Rebus returns

Rebus returns

Though I had not read any of the Rankin novels featuring the legendary John Rebus before, there was no trouble figuring out where he was coming from after the first few pages of Standing In Another Man’s Grave.

He is 62 now and retired, and cold cases are the only kind that he is offered. He still rarely sees his daughter and has, in the words of one unfriendly observer, “no current relationships, other than with the bottle and anyone who happened to sell tobacco.” He still rubs authority on the wrong side with every move he makes. Malcolm Fox, a teetotal inspector, who hates the sight of Rebus, says about him, “I know a cop gone bad when I see one. Rebus has spent so many years crossing the line he’s managed to rub it out altogether.”

The plot kicks into action when Nina Hazlitt, the mother of a teenage girl missing since 1999, convinces him that her daughter’s vanishing may be linked to other cases. The case acquires some urgency with the latest disappearance, that of Annette McKie, around the same region. The other common link between all these missing persons are the photographs sent from their cellphones to their close friends before their disappearance.
One interesting aspect of the investigative process is putting social networking sites like Facebook and Twitter into service. A photoshopping expert is called on to create e-fits, or images of how the girls would possibly look today, after the passage of time. The images sent from the cellphones of the girls are posted to invite photos of locations that looked similar. The e-fits too are let out into cyberspace for possible sightings.

But what gives the tale its mojo are the unconventional ways of Rebus, which includes drinking sessions with suspects as well as the mother of one of the missing girls. The most enjoyable parts of the investigation are the wild rides that Rebus takes all over Scotland, to its remotest corners (“Rebus began to wonder if he’d ever been so far from a pub in his life”), on his beat up Saab, loaded with CDs of his favourite artistes ranging from Scotsman Jackie Leven to Kate Bush and Led Zeppelin. In fact, the title of the book is born out of a Jackie Levin song, Standing In Another Man’s Rain, that Rebus mishears.

Standing In Another Man’s Grave belongs to that delightful genre of detective fiction where crime detection often takes the back seat, letting character study and relationships engage us. Resisting the charm of Nina Hazlitt, mother of one of the missing girls, who presents Rebus with The British Isles: Myth and Magic, a book she has edited, is one such continuing thread. His cat and mouse engagements with Frank Hammell, a West Lothian gangster, who is dating Annette McKie’s mother, and shares an edgy relationship with Annette’s brother Darryl, is another.

All through this, there is the platonic bond he shares with his one-time protégé, Siobhan Clarke. His thorny relationship with his daughter is brought to focus through a brief but poignant phone conversation between the two during his drive through northern Scotland trying to locate the possible spots from where those cellphone photos were sent.

Rankin is a master at invoking landscapes, towns, pubs, and yes, people, without indulging in lengthy descriptions.

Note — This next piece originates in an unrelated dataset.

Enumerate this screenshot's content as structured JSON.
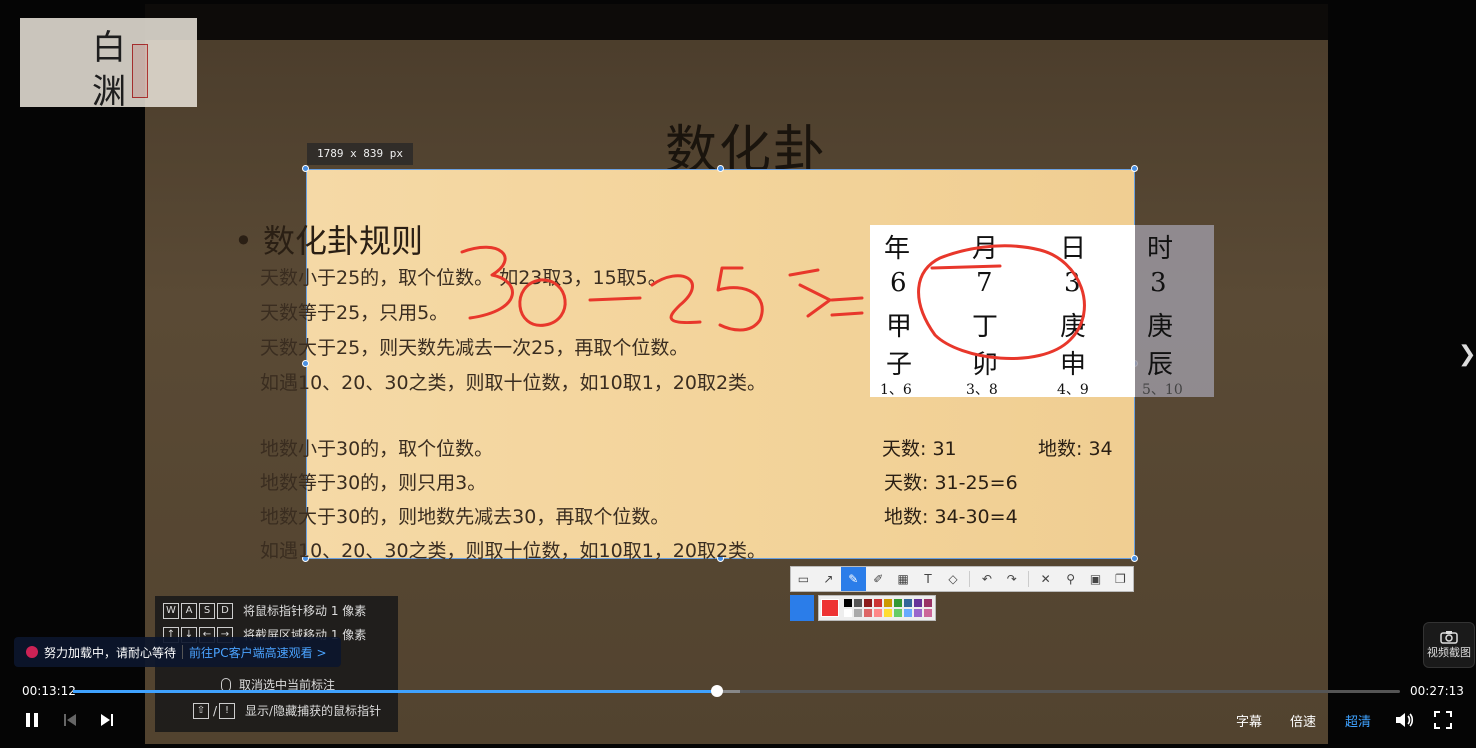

When Rebus goes to interview a pub manager, where he parks his Saab and how he gets out of it tells us more about Rebus’s state of mind than any authorial description could. Unheard of villages of Scotland, with Celtic names like Tillicoultry, Aviemore, Strathpeffer, and Pitlochry, materialise before our eyes as real places with the minimal, muscular prose of Rankin.

In a way, I was hooked more to Rankin’s prose rather than a compelling plot. The languorous pace really serves Rankin well, as you can savour every detail without being too bothered about whodunit and why. That is not to say that the plot is not engaging.

But it engages you not because of clever twists, but simply because you relate to the characters and care for their motivation. Of course, things get a bit more frenetic as a serial killer looms on the horizon, and we see a more driven, more obsessed Rebus, partly born out of a fear that he could be taken off the case and sent back to his boring existence of dealing with cold cases that remain cold.

“You were a bastard back then too. Just not so fat and old,” a former convict tells him. “Hard to disagree,” he responds. And that’s his charm. He is an outsider who will remain an outsider, musing about his mortality and old musicians of a certain grain, running away from relationships, looking for the next whisky bar, and a cold case turning hot.

Standing in Another Man’s grave
Ian Rankin
2013, pp 422